The characters were realistic and unique, from Maya’s sharp and honest wit to Adam’s sarcastic-but-not-overly-moody tone.
Although the entire film was framed from Adam’s perspective, the other characters were relatable and human; and even when Adam told the audience that his mother was pushing him away, the audience could still see her struggling to remain close to her son and relate to his emotions.
Additionally, the handling of mental illnesses and schizophrenia was elegantly and honestly done. The film addressed the topic in a way that helped the audience understand Adam’s struggle with his illness but refused to sugarcoat or trivialize these difficulties that real people struggle with every day.
Another element of this movie that surprised me was the subtle, but positive representation of Christianity. Adam doesn’t believe in God, but the Catholic high school he attends is never villainized or made to seem “preachy” simply for being Christian. Throughout the story, Adam becomes friends with the priest who serves during student confession and mass. This priest encourages Adam to seek God, but also looks to help him outside his spiritual battle by getting to know him personally and creating a relationship with him. In a world where Christianity in movies is either brushed over, set up to look overly perfect, or made to be an antagonistic force, the portrayal of Christianity in this movie and the kind, honest priest character were a breath of fresh air.
Overall, this is a coming-of-age movie that succeeds in many ways few other films have and was a pleasure to watch.
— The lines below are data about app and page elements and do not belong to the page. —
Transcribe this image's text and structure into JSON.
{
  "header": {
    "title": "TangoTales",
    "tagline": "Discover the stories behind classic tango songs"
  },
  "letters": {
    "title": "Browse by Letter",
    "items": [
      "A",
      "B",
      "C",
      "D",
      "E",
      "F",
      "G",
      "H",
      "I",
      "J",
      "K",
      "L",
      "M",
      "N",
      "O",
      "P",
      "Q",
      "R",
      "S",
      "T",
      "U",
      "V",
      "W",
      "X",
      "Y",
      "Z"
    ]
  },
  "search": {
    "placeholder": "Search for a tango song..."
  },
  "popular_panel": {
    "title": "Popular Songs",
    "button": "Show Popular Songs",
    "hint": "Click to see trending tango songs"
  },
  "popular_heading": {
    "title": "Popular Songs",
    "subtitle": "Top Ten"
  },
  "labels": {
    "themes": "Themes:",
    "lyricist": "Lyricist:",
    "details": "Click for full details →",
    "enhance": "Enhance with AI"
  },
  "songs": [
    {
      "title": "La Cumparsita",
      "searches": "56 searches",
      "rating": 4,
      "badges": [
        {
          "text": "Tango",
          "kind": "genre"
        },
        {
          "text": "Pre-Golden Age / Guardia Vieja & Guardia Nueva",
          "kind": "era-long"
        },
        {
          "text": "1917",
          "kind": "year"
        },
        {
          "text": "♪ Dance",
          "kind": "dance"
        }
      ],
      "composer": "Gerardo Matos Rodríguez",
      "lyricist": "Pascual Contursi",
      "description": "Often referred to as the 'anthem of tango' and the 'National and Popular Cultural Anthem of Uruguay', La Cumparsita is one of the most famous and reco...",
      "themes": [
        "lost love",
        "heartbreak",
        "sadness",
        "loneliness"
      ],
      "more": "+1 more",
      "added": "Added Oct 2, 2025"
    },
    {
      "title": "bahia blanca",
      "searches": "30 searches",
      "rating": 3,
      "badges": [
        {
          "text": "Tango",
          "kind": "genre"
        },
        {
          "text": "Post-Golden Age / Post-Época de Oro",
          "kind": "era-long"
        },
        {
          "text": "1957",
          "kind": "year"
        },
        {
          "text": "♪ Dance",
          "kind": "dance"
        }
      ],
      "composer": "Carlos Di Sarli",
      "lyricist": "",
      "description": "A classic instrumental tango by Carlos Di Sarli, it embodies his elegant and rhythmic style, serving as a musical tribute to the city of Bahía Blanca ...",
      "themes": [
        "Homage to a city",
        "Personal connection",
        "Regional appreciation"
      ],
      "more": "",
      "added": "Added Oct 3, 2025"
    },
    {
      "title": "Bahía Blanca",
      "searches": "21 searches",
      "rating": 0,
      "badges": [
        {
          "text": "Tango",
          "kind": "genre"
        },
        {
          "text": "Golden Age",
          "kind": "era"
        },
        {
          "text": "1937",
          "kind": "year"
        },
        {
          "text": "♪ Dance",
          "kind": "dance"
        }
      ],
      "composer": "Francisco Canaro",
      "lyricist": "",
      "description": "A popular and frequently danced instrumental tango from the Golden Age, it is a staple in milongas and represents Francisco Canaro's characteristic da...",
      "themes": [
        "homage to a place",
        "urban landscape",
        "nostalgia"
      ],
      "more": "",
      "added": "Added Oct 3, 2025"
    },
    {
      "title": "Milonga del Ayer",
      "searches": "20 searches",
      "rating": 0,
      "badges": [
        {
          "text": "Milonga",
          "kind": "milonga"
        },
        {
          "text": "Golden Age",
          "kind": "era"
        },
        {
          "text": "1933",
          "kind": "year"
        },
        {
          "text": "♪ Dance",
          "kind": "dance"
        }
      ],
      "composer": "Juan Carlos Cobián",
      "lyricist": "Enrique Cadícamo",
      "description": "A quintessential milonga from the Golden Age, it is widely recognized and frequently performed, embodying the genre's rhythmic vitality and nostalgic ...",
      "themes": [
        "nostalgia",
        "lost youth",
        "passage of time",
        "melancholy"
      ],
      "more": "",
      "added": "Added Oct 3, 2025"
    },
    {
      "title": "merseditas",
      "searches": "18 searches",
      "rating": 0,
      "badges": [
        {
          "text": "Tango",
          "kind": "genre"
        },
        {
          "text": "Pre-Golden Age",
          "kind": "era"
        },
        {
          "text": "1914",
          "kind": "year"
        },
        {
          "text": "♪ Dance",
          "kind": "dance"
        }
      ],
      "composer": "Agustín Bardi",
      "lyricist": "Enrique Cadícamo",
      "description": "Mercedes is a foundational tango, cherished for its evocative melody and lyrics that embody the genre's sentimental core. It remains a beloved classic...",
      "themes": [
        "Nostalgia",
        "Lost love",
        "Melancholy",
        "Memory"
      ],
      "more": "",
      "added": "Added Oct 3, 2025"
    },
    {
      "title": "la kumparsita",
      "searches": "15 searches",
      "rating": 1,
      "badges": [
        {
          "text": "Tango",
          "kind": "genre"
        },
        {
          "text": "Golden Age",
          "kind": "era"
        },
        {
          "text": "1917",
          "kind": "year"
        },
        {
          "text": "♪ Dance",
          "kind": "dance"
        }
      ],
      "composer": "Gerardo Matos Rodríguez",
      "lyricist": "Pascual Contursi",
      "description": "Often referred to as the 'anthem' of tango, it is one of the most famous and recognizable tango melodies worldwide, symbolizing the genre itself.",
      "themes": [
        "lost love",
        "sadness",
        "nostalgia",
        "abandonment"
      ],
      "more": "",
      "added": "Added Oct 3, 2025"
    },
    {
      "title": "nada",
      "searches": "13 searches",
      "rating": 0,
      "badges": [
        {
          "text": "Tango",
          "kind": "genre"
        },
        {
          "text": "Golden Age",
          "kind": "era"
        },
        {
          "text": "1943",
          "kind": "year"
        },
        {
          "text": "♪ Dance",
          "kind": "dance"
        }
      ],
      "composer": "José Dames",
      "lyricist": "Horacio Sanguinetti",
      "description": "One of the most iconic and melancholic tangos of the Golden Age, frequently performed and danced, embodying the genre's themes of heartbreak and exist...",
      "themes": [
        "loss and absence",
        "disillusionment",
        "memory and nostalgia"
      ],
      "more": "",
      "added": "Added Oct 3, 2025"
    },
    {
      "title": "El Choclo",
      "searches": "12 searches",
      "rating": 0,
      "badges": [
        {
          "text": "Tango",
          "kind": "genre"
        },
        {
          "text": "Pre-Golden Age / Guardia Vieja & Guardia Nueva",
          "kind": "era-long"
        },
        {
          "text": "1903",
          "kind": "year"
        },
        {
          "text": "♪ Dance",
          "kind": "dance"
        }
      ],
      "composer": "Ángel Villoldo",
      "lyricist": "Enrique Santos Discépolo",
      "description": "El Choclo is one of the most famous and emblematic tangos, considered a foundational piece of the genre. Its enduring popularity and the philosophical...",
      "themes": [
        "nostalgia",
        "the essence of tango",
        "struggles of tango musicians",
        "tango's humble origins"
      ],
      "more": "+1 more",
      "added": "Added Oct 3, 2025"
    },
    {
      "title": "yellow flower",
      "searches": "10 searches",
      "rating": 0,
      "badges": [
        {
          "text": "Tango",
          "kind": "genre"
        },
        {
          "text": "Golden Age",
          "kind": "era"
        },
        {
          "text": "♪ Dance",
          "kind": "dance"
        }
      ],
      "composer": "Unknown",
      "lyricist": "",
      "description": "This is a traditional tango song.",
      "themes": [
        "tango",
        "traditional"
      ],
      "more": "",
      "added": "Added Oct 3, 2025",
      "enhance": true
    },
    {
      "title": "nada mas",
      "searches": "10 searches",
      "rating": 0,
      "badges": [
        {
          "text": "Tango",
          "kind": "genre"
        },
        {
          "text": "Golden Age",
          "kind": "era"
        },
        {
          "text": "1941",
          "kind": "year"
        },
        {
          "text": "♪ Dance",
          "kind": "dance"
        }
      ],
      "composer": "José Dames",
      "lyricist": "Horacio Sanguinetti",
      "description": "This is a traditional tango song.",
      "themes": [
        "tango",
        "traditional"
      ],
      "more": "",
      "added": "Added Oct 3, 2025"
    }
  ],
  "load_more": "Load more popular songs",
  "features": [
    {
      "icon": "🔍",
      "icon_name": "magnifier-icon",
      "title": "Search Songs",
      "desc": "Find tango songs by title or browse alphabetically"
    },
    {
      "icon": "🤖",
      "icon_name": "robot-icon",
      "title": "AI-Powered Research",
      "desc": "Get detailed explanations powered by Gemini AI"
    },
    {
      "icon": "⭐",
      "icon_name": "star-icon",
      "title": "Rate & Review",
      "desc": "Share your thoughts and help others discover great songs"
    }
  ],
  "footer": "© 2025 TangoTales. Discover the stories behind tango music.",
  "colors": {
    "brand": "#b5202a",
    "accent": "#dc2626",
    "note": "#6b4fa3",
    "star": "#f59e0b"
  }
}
Hopefully other coming-of-age movies in the future will take Words on Bathroom Walls as an example to be emulated.